2 Top Career Tips
Worst Career Moment
Nearly 20 years ago, Josh created a low-cost CMS system. Around the same time, blog platforms and WordPress began to offer something very similar at no cost. That was bad enough. But, what was worse was that Josh did not let go of his project and move on. He failed to recognise that there was no longer a need or market for his paid product. As a result, he wasted a lot of time and energy and ended up damaging his sense of self. Sticking with it too long had really held him back.
Josh´s career highlight was landing Time Inc. as his first big client. They liked the fact that, at the pitch stage, he was able to present the team to them. Being a small agency without many employees that worked by pulling together a contractor team that was tailored to each project, enabled him to do this. Time Inc. liked knowing who the team would be and the fact that every person on it had said yes because they specifically wanted to work on their project.

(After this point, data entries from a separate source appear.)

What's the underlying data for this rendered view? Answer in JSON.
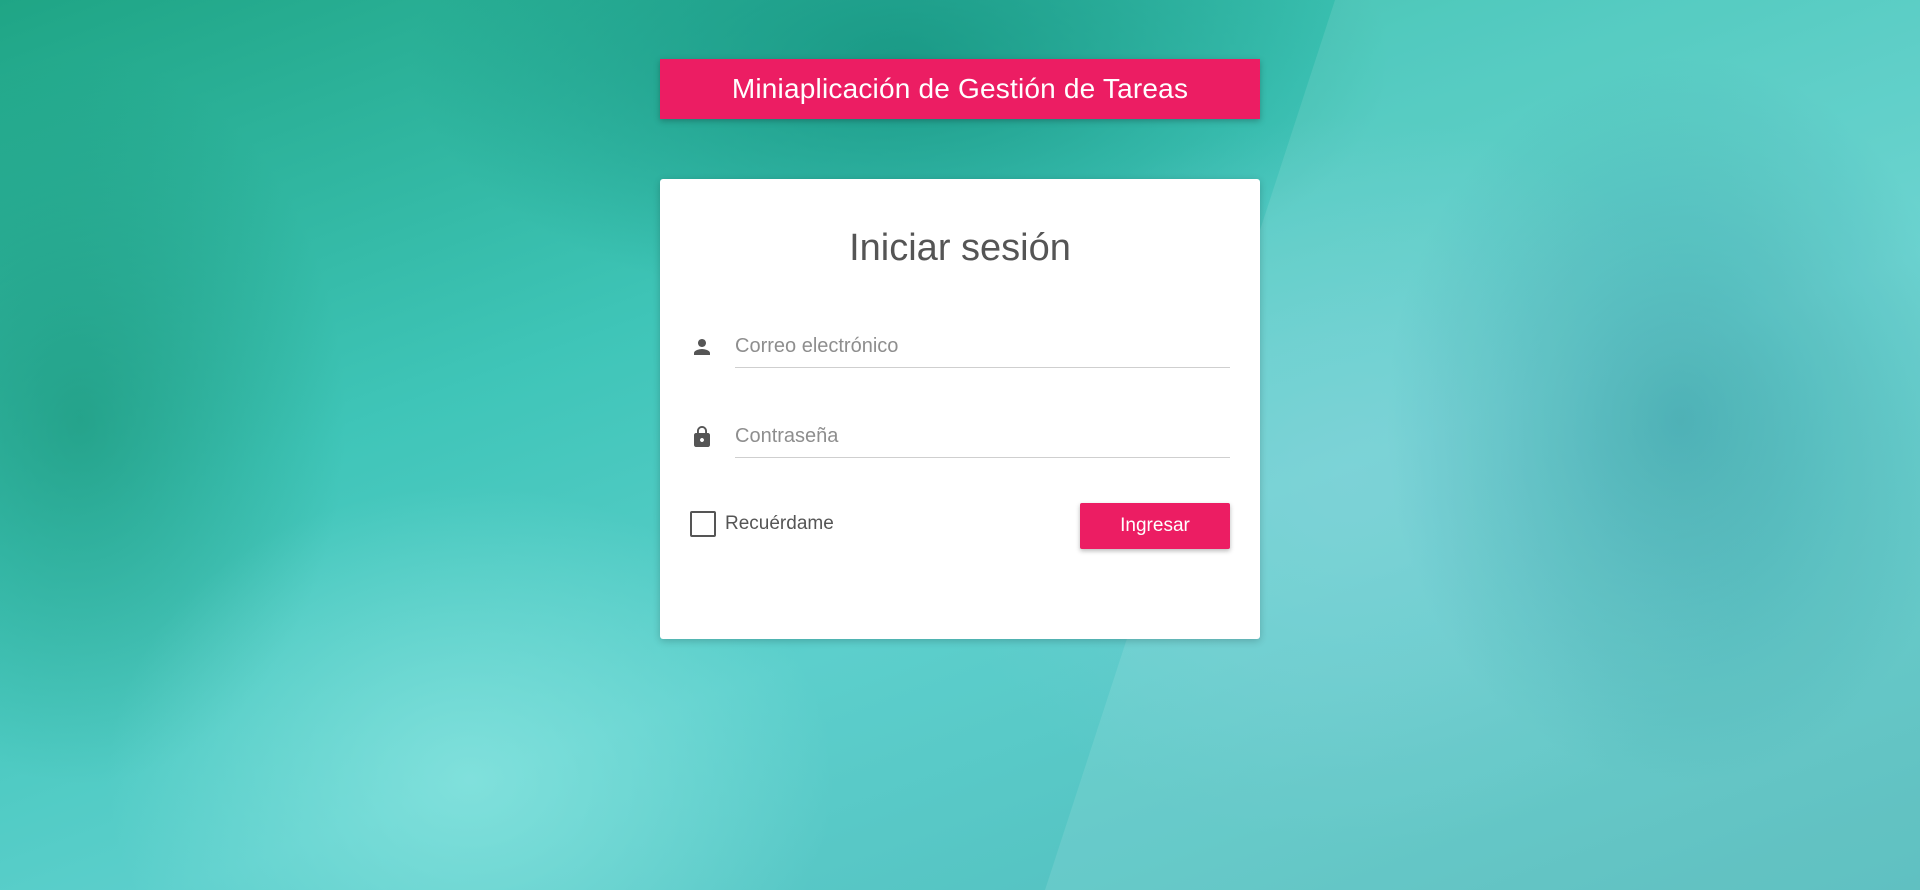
{
  "app": {
    "title": "Miniaplicación de Gestión de Tareas"
  },
  "login": {
    "title": "Iniciar sesión",
    "email": {
      "value": "",
      "placeholder": "Correo electrónico",
      "icon": "person-icon"
    },
    "password": {
      "value": "",
      "placeholder": "Contraseña",
      "icon": "lock-icon"
    },
    "remember": {
      "label": "Recuérdame",
      "checked": false
    },
    "submit_label": "Ingresar"
  },
  "colors": {
    "accent": "#ec1d63",
    "card": "#ffffff",
    "text": "#555555"
  }
}
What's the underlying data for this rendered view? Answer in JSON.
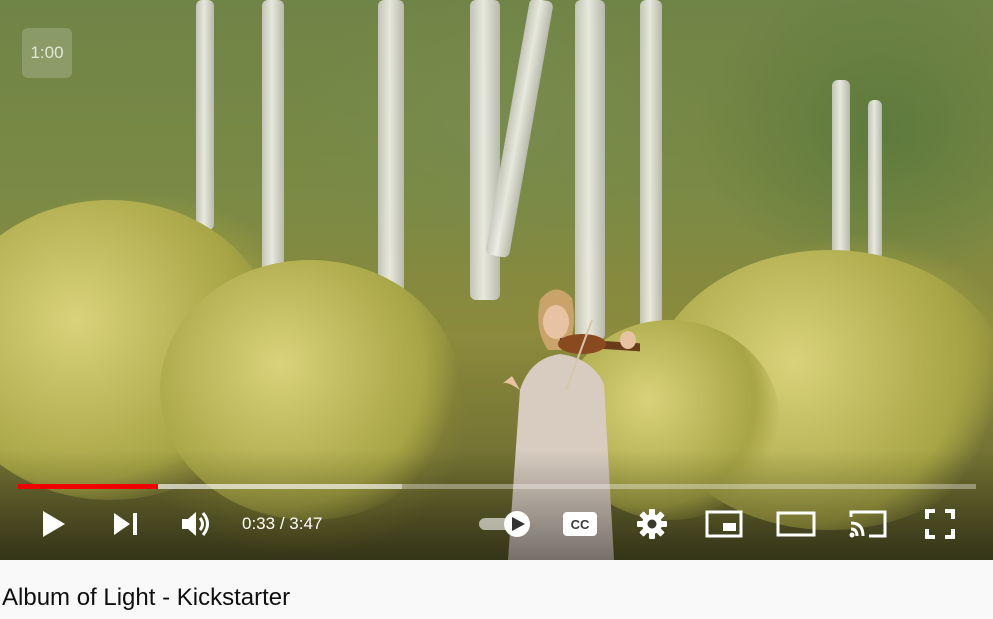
{
  "player": {
    "corner_badge": "1:00",
    "progress": {
      "played_fraction": 0.146,
      "buffered_fraction": 0.401
    },
    "time": {
      "current": "0:33",
      "separator": " / ",
      "duration": "3:47"
    },
    "autoplay_on": true,
    "colors": {
      "played": "#ee0000",
      "controls": "#ffffff"
    },
    "icons": {
      "play": "play-icon",
      "next": "next-icon",
      "volume": "volume-icon",
      "autoplay": "autoplay-toggle-icon",
      "captions": "cc-icon",
      "settings": "gear-icon",
      "miniplayer": "miniplayer-icon",
      "theater": "theater-mode-icon",
      "cast": "cast-icon",
      "fullscreen": "fullscreen-icon"
    }
  },
  "video": {
    "title": "Album of Light - Kickstarter"
  }
}
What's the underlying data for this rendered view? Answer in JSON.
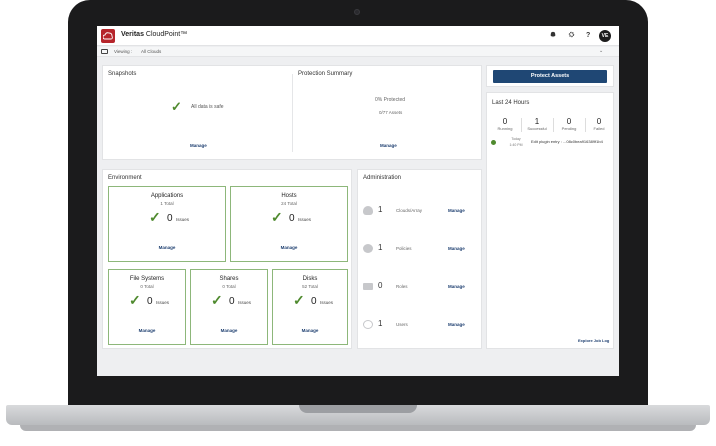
{
  "app": {
    "brand_bold": "Veritas",
    "brand_name": "CloudPoint",
    "brand_tm": "™",
    "user_initials": "VE"
  },
  "topbar_icons": {
    "alerts": "bell-icon",
    "settings": "gear-icon",
    "help": "?"
  },
  "subbar": {
    "viewing_label": "Viewing :",
    "viewing_value": "All Clouds"
  },
  "snapshots": {
    "title": "Snapshots",
    "message": "All data is safe",
    "manage": "Manage"
  },
  "protection": {
    "title": "Protection Summary",
    "percent": "0% Protected",
    "assets": "0/77 Assets",
    "manage": "Manage"
  },
  "environment": {
    "title": "Environment",
    "tiles": [
      {
        "title": "Applications",
        "total": "1 Total",
        "count": "0",
        "issues": "Issues",
        "manage": "Manage"
      },
      {
        "title": "Hosts",
        "total": "24 Total",
        "count": "0",
        "issues": "Issues",
        "manage": "Manage"
      },
      {
        "title": "File Systems",
        "total": "0 Total",
        "count": "0",
        "issues": "Issues",
        "manage": "Manage"
      },
      {
        "title": "Shares",
        "total": "0 Total",
        "count": "0",
        "issues": "Issues",
        "manage": "Manage"
      },
      {
        "title": "Disks",
        "total": "52 Total",
        "count": "0",
        "issues": "Issues",
        "manage": "Manage"
      }
    ]
  },
  "administration": {
    "title": "Administration",
    "rows": [
      {
        "icon": "cloud-icon",
        "count": "1",
        "label": "Clouds/Array",
        "manage": "Manage"
      },
      {
        "icon": "policy-icon",
        "count": "1",
        "label": "Policies",
        "manage": "Manage"
      },
      {
        "icon": "roles-icon",
        "count": "0",
        "label": "Roles",
        "manage": "Manage"
      },
      {
        "icon": "user-icon",
        "count": "1",
        "label": "Users",
        "manage": "Manage"
      }
    ]
  },
  "protect_assets": {
    "label": "Protect Assets"
  },
  "last24": {
    "title": "Last 24 Hours",
    "stats": [
      {
        "value": "0",
        "label": "Running"
      },
      {
        "value": "1",
        "label": "Successful"
      },
      {
        "value": "0",
        "label": "Pending"
      },
      {
        "value": "0",
        "label": "Failed"
      }
    ],
    "job": {
      "date": "Today",
      "time": "1:40 PM",
      "text": "Edit plugin entry : ...08c0bea916389f1b4"
    },
    "explore": "Explore Job Log"
  },
  "colors": {
    "accent": "#1f4774",
    "brand": "#b6252b",
    "success": "#4f8a2e",
    "tile_border": "#8db77a"
  }
}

The focus is now moving away from mobile. Now what we can do with data is more important. Machine learning is going to unleash huge change. But. It is also a risky time for society. It would be easy to get the management of all that data wrong. To a large extent, developers are the gatekeepers.
What first attracted you to a career in I.T.?
What is the best career advice you’ve ever received?
What is the worst career advice you’ve ever received?
If you had to begin your career again in today’s world, what would you do?
What career objectives are you currently focusing on?
What’s the number one non-technical skill that has helped you in your career so far?
What do you do to keep your own career energized?
What do you do in your spare time away from technology?